The Power of Love | Hugs and Cuddles Have Long-Term Effects
How often do you hug? Do you like to sit close and hold each other's hands? Recent research shows it's good for your health. Between loving partners, between parents and children, or even between close friends, physical affection can help the brain, the heart and other body systems you might never have imagined.
For centuries, artists have examined love through poetry, painting, music and countless other arts. In the past few years, scientists supported by NIH have begun to understand the chemistry and biology of love.
At the center of how our bodies respond to love and affection is a hormone called oxytocin. Most of our oxytocin is made in the area of the brain called the hypothalamus. Some is released into our bloodstream, but much of its effect is thought to reside in the brain.
Oxytocin makes us feel good when we're close to family and other loved ones, including pets. It does this by acting through what scientists call the dopamine reward system. Dopamine is a brain chemical that plays a crucial part in how we perceive pleasure. Many drugs of abuse act through this system. Problems with the system can lead to serious depression and other mental illness.
Oxytocin does more than make us feel good. It lowers the levels of stress hormones in the body, reducing blood pressure, improving mood, increasing tolerance for pain and perhaps even speeding how fast wounds heal. It also seems to play an important role in our relationships. It's been linked, for example, to how much we trust others.
Dr. Kathleen C. Light of the University of North Carolina at Chapel Hill studies oxytocin in married couples and those permanently living together. She and her colleagues invite couples into the laboratory and ask them to spend at least 10 minutes holding hands and talking together about a happy memory, usually about how they met and fell in love.
"What we're trying to do in a lab situation," Light explains, "is recreate some of the experiences in real life where they felt close."
The couples then get their blood drawn and fill out a questionnaire about the quality of their relationship. When the researchers compared their responses to the levels of oxytocin in their blood, they found that people who have a more positive relationship with their partner have higher levels of oxytocin.
Light and her colleagues are now trying to understand how conflict and other factors in relationships affect a couple's oxytocin levels. The results of those studies aren't yet in.
One thing researchers can say with certainty is that physical contact affects oxytocin levels. Light says that the people who get lots of hugs and other warm contact at home tend to have the highest levels of oxytocin in the laboratory. She believes that frequent warm contact may somehow prime the oxytocin system and make it quicker to turn on whenever there's warm contact, even in a laboratory.
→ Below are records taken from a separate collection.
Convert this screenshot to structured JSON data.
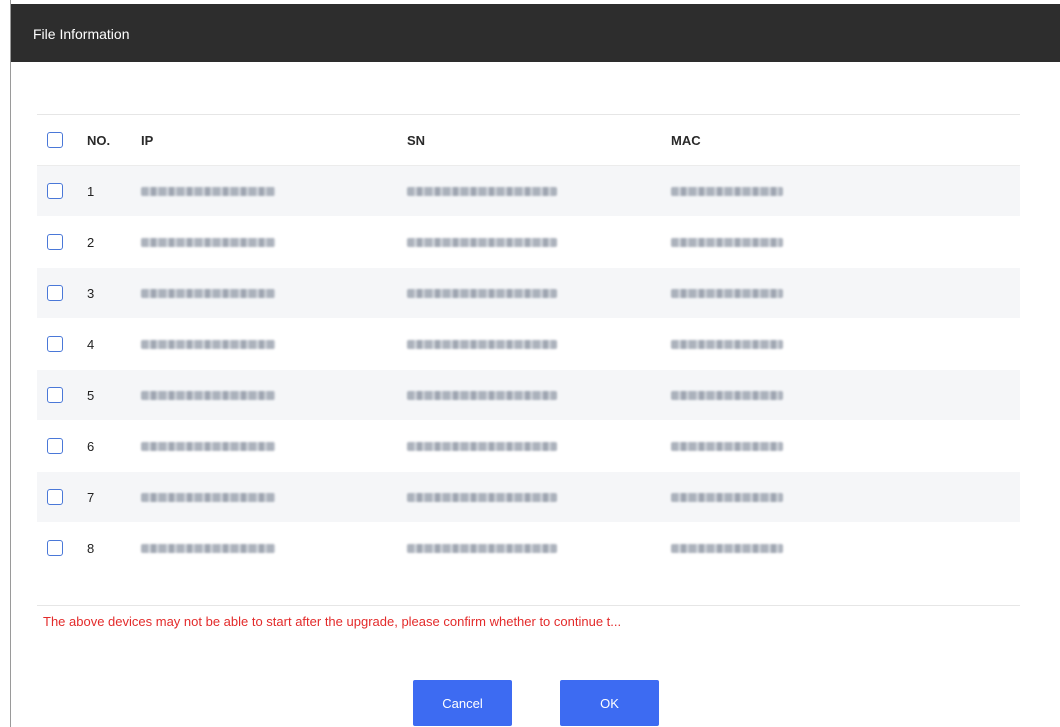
{
  "dialog": {
    "title": "File Information"
  },
  "table": {
    "headers": {
      "no": "NO.",
      "ip": "IP",
      "sn": "SN",
      "mac": "MAC"
    },
    "rows": [
      {
        "no": "1"
      },
      {
        "no": "2"
      },
      {
        "no": "3"
      },
      {
        "no": "4"
      },
      {
        "no": "5"
      },
      {
        "no": "6"
      },
      {
        "no": "7"
      },
      {
        "no": "8"
      }
    ]
  },
  "warning": "The above devices may not be able to start after the upgrade, please confirm whether to continue t...",
  "buttons": {
    "cancel": "Cancel",
    "ok": "OK"
  },
  "colors": {
    "title_bar": "#2d2d2d",
    "accent": "#3d6bf2",
    "warning": "#e32b2b"
  }
}
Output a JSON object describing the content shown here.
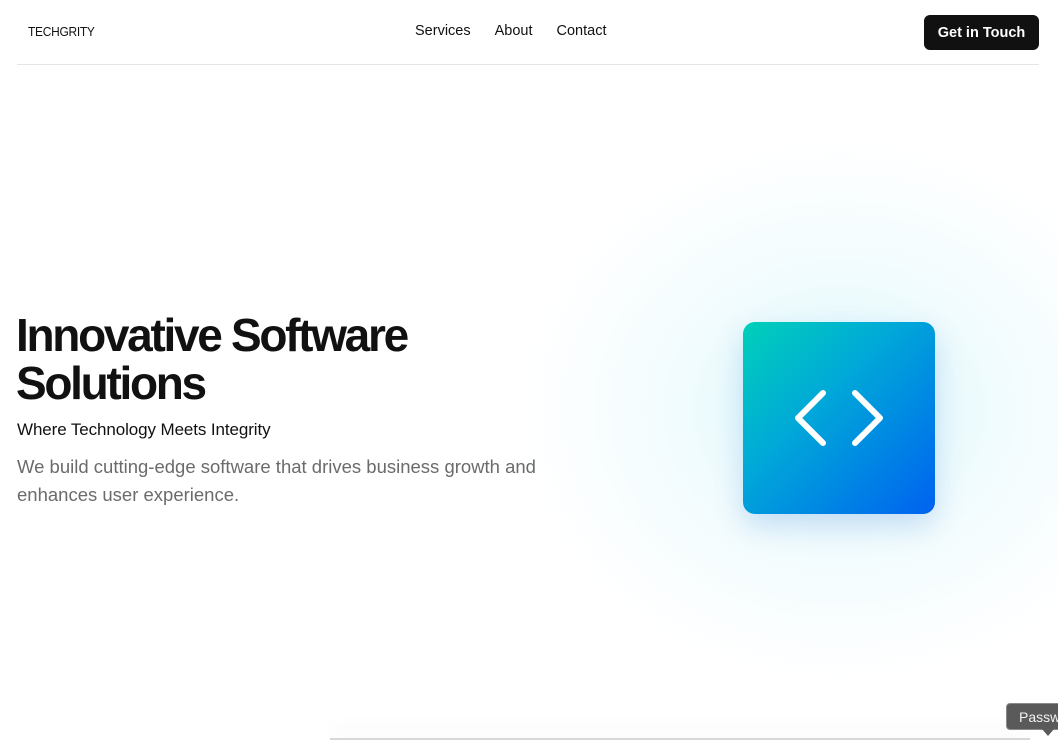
{
  "header": {
    "logo": "TECHGRITY",
    "nav": [
      {
        "label": "Services"
      },
      {
        "label": "About"
      },
      {
        "label": "Contact"
      }
    ],
    "cta_label": "Get in Touch"
  },
  "hero": {
    "title": "Innovative Software Solutions",
    "subtitle": "Where Technology Meets Integrity",
    "description": "We build cutting-edge software that drives business growth and enhances user experience.",
    "illustration_icon": "code-brackets-icon"
  },
  "tooltip": {
    "text": "Passw"
  },
  "colors": {
    "accent_start": "#00d0b9",
    "accent_end": "#0062f0",
    "button_bg": "#111111",
    "muted_text": "#6b6b6b"
  }
}
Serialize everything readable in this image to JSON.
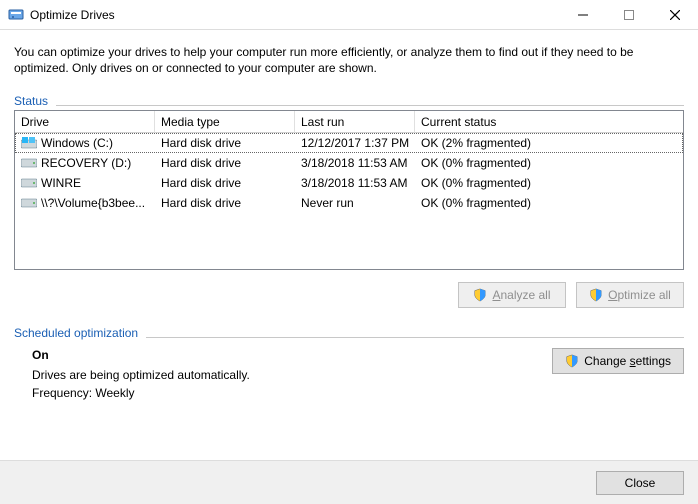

The same holds true for mothers and infants: they both produce higher levels of oxytocin when they have lots of warm contact with each other. "Those women who hold their babies more at home have higher responses when they hold their baby in the lab," Light says.
Much of what we know about oxytocin has come from research in animals. Mother rats, for instance, can stimulate oxytocin in their pups by licking and grooming them. This loving care has long-term effects.
When researchers separate pups from their mothers for 10-15 minutes a day and then reunite them, many mothers are so glad to see their pups that they lick and groom them intensively. If the separation lasts for several hours, however, it can have the opposite effect; the mother won't lick and groom her pups. Some mothers just never lick and groom their pups when they come back.
Pups that are groomed a lot when they're reunited with their mothers become more comfortable exploring new environments. The ignored ones develop more anxiety disorders, produce higher levels of stress hormones and have higher blood pressure.
Research from other animals, including monkeys, confirms that the quality of care a mother gives her offspring can have long-term effects on their personality characteristics and mental health as well as physical problems like heart disease.
Animal research is also shedding light on oxytocin's role in other social bonds. Mice that lack oxytocin can't recognize other mice, even after repeated encounters. When they're given oxytocin, however, they can recognize other mice again.
Dr. C. Sue Carter, co-director of the Brain Body Center at the University of Illinois at Chicago, has been studying oxytocin in prairie voles, which form strong bonds with their mates. When the researchers block oxytocin, the voles don't form such bonds. Oxytocin is especially important for females to form bonds with their mates. In males, a related hormone called vasopressin also plays a role.
Oxytocin and vasopressin aren't miracle compounds, however. Giving these hormones to other animals—even other types of voles that don't normally form social bonds—doesn't suddenly cause them to form loving bonds. Animals must have the proper genes to respond to these hormones in the first place.
"Most of us are genetically programmed to form social bonds," Carter explains, relating the results back to people. But the ability to form close bonds, she says, is shaped by early experiences. In the end, a complex interaction of genes and experience makes some people form social bonds more easily than others.
We may not yet fully understand how love and affection develop between people—or how love affects our health—but research is giving us some guidance. Give those you love all the affection you can. It can't hurt, and it may bring a bounty of health benefits.
Accessed: March 6, 2011 at http://newsinhealth.nih.gov:80/2007/February/docs/01features_01.htm